  3. The off-site copy – the one you must have in-case your onsite copies fail, get corrupted, are stolen or get destroyed. This storage gets larger and larger the more projects you do. This is your archival system.
  4. The permanent onsite backup once your project is done. This storage gets larger and larger the more projects you do. This is your primary backup system.

For most professional-level work:

Most people combine options 1 and 2 to form a RAID array. If you’re going this route, I recommend RAID 10, with a minimum of four drives 4 TB each. RAID 5 is okay too, but I prefer RAID 10 or RAID 0.

This gives your drive system a total of 16 TB, of which only 8 TB are available. 8 TB gives you 237 minutes x 8 = 1,896 minutes or about 30 hours of footage. That should be enough for most projects. Exceptions include long-form or feature-length movies and documentaries.

A 4-drive RAID array will you have an approximate read speed of about 250 MB/s, which gives you about 4 streams of Prores 422 UHD.

Of course, you can also use a 2-drive (4 TB) RAID 0 array and copy everything to an external drive.

For 4-bay editing, you can look at these manufacturers:

Important: Don’t buy a NAS!! No Synology or WD or Netgear or Buffallo, etc.

For simple work like short films, corporate videos and music videos:

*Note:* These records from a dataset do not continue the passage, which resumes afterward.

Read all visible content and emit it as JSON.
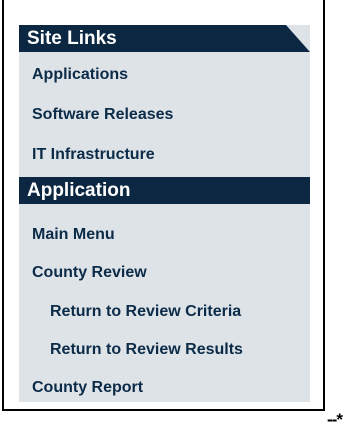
{
  "sections": [
    {
      "title": "Site Links",
      "items": [
        "Applications",
        "Software Releases",
        "IT Infrastructure"
      ]
    },
    {
      "title": "Application",
      "items": [
        "Main Menu",
        "County Review",
        "Return to Review Criteria",
        "Return to Review Results",
        "County Report"
      ]
    }
  ],
  "marker": "--*"
}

The footage needs for these kinds of projects tend to be lower, because the final output is less than 5-10 minutes on average. It is uncommon to shoot more than 4 hours of footage on such projects (though it is doable!!).

For cheap editing, I recommend the external version of the HGST drive mentioned earlier, the HGST Touro S 1 TB 7200 2.5rpm drive ($70 only).

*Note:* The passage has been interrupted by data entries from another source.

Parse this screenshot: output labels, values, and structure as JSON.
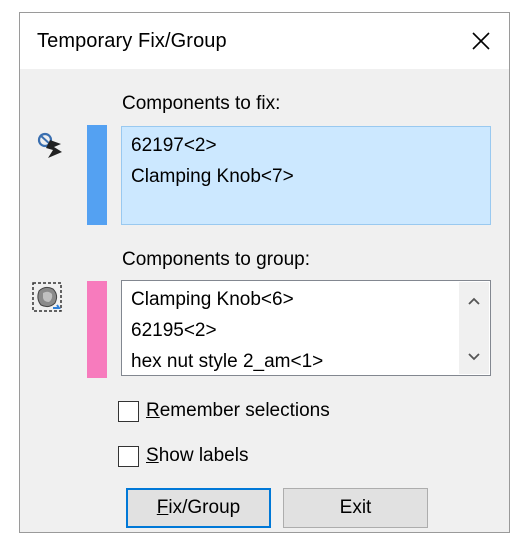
{
  "dialog": {
    "title": "Temporary Fix/Group",
    "close_icon": "close-icon"
  },
  "fix_section": {
    "label": "Components to fix:",
    "icon": "fix-components-icon",
    "color": "#54a1f2",
    "items": [
      "62197<2>",
      "Clamping Knob<7>"
    ]
  },
  "group_section": {
    "label": "Components to group:",
    "icon": "group-components-icon",
    "color": "#f77bbd",
    "items": [
      "Clamping Knob<6>",
      "62195<2>",
      "hex nut style 2_am<1>"
    ]
  },
  "options": {
    "remember_selections": {
      "label": "Remember selections",
      "checked": false
    },
    "show_labels": {
      "label": "Show labels",
      "checked": false
    }
  },
  "buttons": {
    "fix_group": "Fix/Group",
    "exit": "Exit"
  }
}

You’ll need three of these. Two in RAID 0 and another one just as backup. Why do you need RAID 0? Even though you only need 1 TB of space, you need to edit smoothly. Most editing timelines have at least 2 tracks of video, and maybe more. The more simultaneous tracks you have (for green screen, effects, inserts, etc.) the faster your drive needs to be.

Two drives in RAID 0 will give you about 250 MB/s, which will give you about 4 tracks of UHD video in Prores 422.

If you don’t want to deal with RAID, then you can also get away with:

You can charge clients for each additional backup or copy per project. The work drives will be reused of course.

So, under this option, you can start editing projects with these drives:

  • Shogun – 2x 240 GB SSDs and 1x 1 TB 7200 rpm 2.5″ drive
  • Editing – 1x 1 TB SSD for editing and 1 x 1 TB HDD for onsite backup^ (higher if your data needs are more) and 1x 1-4 TB HDD for offsite backup
  • Total cost? About $600 all inclusive!

^You can use this drive as a production backup drive as well!

FAQs

These are important topics raised by subscribers that shed more light on this lesson.

Q. Should you worry about USB 3.0 or Thunderbolt?

A. No. USB 3.0 is fine. If you have Thunderbolt, no problem either. It doesn’t matter really.

Q. If I’m using external drives, how do I configure RAID?

A. Use software RAID. Both Windows and Macs can easily configure RAID 0 or RAID 1 without any extra gear. This is perfectly fine for most editing needs.

Q. What brand drives should I buy for RAID?

A. Hitachi, Western Digital Black or Seagate Barracuda.

Q. How do I power multiple external USB 3.0 drives?

A. Transcend TS-HUB3K USB 3.0 4-port Hub. It comes with an external DC port to provide proper power to all hubs. It can also charge an iPad.

Q. Should I use Prores or DNxHD?

A. When you have the option of both, stick to Prores. If you’re a PC user, DNxHD makes more sense. Windows and Prores doesn’t play together sometimes. If you’re a Mac user, Prores definitely.

Click on the link below to the next lesson or head over to the main menu (above). If you need help with something, feel free to send me an email. I’ll try to get back to you as soon as possible.